I was lucky enough to win a copy of this anthology at a ComiCon 2015 panel hosted by the authors. The reason I'm breaking this review into two parts is because I've been a bad person and haven't finished reading the whole book yet. I'm considering it a win, though, because that gives me two blog posts instead of one.
The Hunt of the Unicorn by Donna A. Leahey: As the title suggests this story deals with a hunt for a unicorn. It's set in the modern era when unicorns are not as plentiful as they once were, but they are still sought after by those who know the true healing and restorative properties of their horns and magic. One thing that I've come to expect from Leahey is that she has a great grasp of societal norms and how to turn them enough to still be recognizable when viewed from a different angle. I know that sounds weird and cryptic, but I don't like to give things away. While I figured out the direction of this story fairly quickly, it didn't make it any less enjoyable. (Five Stars)
Vampire City by Madalyn Singer: This story focuses on a young vampire who is taxed with writing an essay on why Vampire City is the best city on the moon. It's imaginative and has a little bit of the exasperation everyone felt when having to write one of these mundane essays in school. Singer captures this well. My only issue with this story, and this is personal pet peeve, is the length of the paragraphs. They tend to run on the long side, but that doesn't detract from the piece. (Three Stars)
Crow Creek Road by Margaret Perdue: What would have happened to Gladys Kravitz if she had lived next door to a serial killer instead of Samantha Stephens on Bewitched? Possibly what happens to Molly Baxter in this piece, or possibly something more gruesome. I'll admit that I have a soft spot for werewolf stories, since werewolves are my favorite supernatural character.
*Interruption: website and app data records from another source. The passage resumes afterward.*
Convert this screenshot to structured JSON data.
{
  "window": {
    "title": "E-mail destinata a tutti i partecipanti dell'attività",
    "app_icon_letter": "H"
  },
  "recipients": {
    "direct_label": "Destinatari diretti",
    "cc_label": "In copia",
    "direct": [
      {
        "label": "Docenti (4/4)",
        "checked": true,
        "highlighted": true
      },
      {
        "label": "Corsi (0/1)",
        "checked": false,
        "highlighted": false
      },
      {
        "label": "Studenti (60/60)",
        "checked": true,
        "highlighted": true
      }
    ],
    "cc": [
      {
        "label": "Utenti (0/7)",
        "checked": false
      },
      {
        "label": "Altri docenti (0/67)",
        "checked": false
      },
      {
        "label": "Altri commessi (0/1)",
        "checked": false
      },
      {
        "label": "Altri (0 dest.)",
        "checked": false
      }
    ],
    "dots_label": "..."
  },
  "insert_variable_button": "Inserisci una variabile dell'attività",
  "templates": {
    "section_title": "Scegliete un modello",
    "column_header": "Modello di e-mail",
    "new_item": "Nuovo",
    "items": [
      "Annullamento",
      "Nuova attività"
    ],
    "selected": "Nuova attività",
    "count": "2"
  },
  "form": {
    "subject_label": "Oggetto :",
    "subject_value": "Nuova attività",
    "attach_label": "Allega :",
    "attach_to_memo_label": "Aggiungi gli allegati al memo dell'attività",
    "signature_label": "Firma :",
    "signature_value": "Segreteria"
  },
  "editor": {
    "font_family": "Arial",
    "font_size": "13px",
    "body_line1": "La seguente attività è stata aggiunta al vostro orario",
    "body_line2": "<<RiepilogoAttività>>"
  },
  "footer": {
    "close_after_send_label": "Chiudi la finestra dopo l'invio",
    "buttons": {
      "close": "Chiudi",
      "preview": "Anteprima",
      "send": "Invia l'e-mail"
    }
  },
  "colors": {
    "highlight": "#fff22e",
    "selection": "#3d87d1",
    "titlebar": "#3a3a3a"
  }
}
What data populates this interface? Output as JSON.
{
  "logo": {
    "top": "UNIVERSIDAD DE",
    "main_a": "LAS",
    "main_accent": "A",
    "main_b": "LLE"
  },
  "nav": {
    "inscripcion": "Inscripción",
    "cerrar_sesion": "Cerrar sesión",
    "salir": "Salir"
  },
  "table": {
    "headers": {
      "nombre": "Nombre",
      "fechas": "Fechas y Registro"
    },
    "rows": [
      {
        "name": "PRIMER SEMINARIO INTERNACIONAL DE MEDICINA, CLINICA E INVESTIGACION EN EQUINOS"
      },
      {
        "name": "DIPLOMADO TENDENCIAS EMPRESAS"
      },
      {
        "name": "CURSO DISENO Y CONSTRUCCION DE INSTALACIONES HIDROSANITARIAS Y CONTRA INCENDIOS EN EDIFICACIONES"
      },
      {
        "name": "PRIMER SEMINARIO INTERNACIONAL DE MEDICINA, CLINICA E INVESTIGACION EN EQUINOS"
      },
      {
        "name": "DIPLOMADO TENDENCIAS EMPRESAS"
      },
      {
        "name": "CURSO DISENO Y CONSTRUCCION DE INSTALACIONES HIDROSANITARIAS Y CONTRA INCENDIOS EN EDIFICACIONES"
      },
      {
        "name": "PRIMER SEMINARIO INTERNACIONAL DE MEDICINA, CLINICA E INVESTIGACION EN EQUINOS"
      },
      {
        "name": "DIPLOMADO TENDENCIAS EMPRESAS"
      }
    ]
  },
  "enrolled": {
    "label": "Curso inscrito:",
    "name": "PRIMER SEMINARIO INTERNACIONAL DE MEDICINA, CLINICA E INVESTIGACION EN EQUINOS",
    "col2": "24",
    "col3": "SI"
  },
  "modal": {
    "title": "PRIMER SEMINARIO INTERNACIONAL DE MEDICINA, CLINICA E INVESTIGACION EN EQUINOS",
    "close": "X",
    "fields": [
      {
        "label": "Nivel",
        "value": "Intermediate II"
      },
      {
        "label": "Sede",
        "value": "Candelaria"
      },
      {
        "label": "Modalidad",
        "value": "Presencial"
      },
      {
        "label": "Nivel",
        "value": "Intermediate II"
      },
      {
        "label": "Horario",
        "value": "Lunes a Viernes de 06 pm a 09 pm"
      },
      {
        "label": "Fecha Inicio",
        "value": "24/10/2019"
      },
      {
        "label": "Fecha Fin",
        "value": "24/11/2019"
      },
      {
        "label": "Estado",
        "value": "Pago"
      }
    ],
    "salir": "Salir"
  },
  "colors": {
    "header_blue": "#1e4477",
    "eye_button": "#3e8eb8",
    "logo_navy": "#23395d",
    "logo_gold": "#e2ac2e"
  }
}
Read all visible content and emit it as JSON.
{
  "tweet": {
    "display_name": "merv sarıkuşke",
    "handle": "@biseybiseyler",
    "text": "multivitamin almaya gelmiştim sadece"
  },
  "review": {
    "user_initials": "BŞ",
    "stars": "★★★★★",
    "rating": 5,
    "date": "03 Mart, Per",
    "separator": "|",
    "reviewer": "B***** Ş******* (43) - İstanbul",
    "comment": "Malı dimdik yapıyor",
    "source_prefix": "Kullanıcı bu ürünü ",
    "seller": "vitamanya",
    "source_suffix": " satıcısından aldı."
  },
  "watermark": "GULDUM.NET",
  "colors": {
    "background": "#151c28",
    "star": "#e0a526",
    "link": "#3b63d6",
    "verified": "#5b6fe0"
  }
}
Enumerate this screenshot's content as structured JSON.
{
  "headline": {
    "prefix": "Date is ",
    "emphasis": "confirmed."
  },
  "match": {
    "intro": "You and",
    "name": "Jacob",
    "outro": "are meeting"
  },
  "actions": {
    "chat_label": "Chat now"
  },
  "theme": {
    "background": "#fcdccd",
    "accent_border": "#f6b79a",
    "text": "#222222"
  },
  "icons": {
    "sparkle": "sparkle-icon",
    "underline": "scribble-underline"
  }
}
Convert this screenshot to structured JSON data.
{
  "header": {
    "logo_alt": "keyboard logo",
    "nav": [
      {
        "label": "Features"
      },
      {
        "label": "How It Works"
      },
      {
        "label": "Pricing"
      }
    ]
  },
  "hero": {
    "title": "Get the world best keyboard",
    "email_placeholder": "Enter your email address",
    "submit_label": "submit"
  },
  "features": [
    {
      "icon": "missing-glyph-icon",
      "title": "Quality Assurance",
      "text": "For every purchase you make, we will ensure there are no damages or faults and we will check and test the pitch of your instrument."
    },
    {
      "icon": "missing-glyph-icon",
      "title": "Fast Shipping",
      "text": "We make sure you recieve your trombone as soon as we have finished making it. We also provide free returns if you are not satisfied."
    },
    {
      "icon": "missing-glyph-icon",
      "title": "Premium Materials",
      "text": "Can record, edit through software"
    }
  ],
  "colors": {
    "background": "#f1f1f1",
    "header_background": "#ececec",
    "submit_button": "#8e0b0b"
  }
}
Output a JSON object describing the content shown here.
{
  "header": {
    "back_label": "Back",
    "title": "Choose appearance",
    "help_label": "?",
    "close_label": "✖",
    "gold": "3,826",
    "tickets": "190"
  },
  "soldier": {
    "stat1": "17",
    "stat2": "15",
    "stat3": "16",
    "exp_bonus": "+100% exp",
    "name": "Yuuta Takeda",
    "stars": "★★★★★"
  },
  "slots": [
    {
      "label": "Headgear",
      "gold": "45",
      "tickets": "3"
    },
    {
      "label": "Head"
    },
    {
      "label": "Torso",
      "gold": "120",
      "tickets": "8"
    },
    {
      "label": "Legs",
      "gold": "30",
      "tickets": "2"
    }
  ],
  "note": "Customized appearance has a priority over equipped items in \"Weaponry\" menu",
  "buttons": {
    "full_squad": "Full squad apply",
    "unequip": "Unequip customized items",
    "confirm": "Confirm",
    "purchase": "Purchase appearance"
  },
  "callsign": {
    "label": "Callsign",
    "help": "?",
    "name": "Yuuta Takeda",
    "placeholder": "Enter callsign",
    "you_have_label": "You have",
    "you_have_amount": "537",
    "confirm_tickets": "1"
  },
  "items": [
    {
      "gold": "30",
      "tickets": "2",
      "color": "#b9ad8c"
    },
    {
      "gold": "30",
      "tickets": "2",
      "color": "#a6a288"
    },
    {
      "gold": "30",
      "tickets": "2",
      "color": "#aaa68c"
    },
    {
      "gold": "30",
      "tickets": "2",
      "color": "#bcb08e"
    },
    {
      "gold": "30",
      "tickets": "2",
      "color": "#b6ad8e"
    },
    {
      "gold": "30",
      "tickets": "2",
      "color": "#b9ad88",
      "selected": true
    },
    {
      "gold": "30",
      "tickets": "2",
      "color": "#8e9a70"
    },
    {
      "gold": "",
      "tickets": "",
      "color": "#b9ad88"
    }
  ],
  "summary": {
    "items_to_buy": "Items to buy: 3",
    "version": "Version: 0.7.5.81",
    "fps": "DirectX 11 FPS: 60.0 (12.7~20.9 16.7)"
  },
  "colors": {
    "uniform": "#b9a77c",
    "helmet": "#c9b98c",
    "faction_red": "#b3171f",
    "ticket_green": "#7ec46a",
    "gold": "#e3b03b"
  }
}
Perdue gives a great werewolf story that also manages to add suspense and tension. I read this one in bed, and I was definitely looking toward the closet on multiple occasions. The only issue I have with this story is being able to see a plot element coming from quite a ways off. (Four Stars)
The Practice Bride by M. A. Chiappetta: This story is inspired by Frankenstein and witnesses young Dr. Von Franck attempting to recreate the work of his grandfather.When he is approached by a descendant of his grandfather's creature, the doctor learns about family expectations from a different point of view. With the running plot of reanimating a female corpse, the creature, Cal, and Dr. Von Franck wonder which of them she will choose. Chiappetta takes a deep look into the darkness of family dynamics in a way that keeps interest in this longer piece. (Four Stars)
Fungus Amongus by L. A. Smith: I'm not going to lie. When I read the blurb before the story, I thought it was going to be boring and mundane. I thought I would lose interest quickly and just skim over the story. Well, I didn't. Actually, this is my favorite story of the first half I've read, and it could very well be my favorite of the entire anthology. I'm not going to give anything away. Just read it. (Five Stars)
Quiet Whisper by Donna A. Leahey: Who doesn't love a good revenge ghost story? Against the backdrop of domestic abuse, Annette has to figure out how to deal with her husband Stan. Luckily she has a friendly voice who offers suggestions and guidance around the flying fists and controlling behavior. I like that fact that Leahey adds an element to the revenge ghost story that I don't believe I've seen before. What is it? You'll have to find out for yourself. (Four Stars)
So, that leaves me with four more pieces to read and review. Based on what I've read so far, Dark and Dangerous Things II is a showcase of some talented authors who know how to tell a great story. Check it out for yourself, or you can wait until I finish part two of the review. But, honestly, why wait?